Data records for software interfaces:
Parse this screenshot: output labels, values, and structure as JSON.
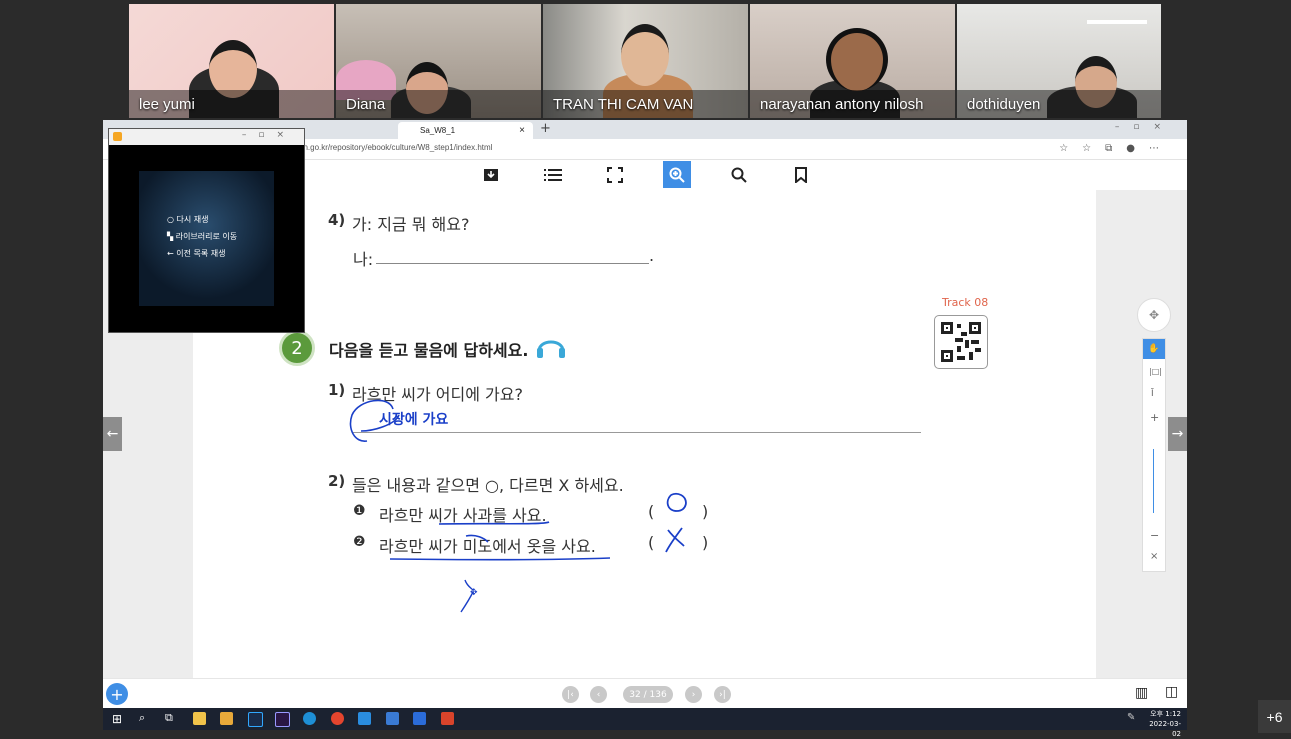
{
  "participants": [
    {
      "name": "lee yumi"
    },
    {
      "name": "Diana"
    },
    {
      "name": "TRAN THI CAM VAN"
    },
    {
      "name": "narayanan antony nilosh"
    },
    {
      "name": "dothiduyen"
    }
  ],
  "extra_participants": "+6",
  "browser": {
    "tabs": [
      "…",
      "…",
      "Sa_W8_1"
    ],
    "address": "an.go.kr/repository/ebook/culture/W8_step1/index.html"
  },
  "media_player": {
    "items": [
      "다시 재생",
      "라이브러리로 이동",
      "이전 목록 재생"
    ]
  },
  "ebook": {
    "q4": {
      "number": "4)",
      "line1": "가: 지금 뭐 해요?",
      "line2_prefix": "나:",
      "line2_suffix": "."
    },
    "track_label": "Track 08",
    "section": {
      "number": "2",
      "title": "다음을 듣고 물음에 답하세요."
    },
    "q1": {
      "number": "1)",
      "text": "라흐만 씨가 어디에 가요?",
      "handwritten_answer": "시장에 가요"
    },
    "q2": {
      "number": "2)",
      "text": "들은 내용과 같으면 ○, 다르면 X 하세요.",
      "items": [
        {
          "marker": "❶",
          "text": "라흐만 씨가 사과를 사요.",
          "paren_open": "(",
          "paren_close": ")"
        },
        {
          "marker": "❷",
          "text": "라흐만 씨가 미도에서 옷을 사요.",
          "paren_open": "(",
          "paren_close": ")"
        }
      ]
    },
    "page_indicator": "32 / 136"
  },
  "taskbar": {
    "time": "오후 1:12",
    "date": "2022-03-02"
  },
  "colors": {
    "accent": "#3f8ee5",
    "section_green": "#5b9a3c",
    "track_red": "#e0654c",
    "ink_blue": "#1a3fc8"
  }
}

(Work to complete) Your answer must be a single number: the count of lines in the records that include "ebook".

(Result for this exercise) 2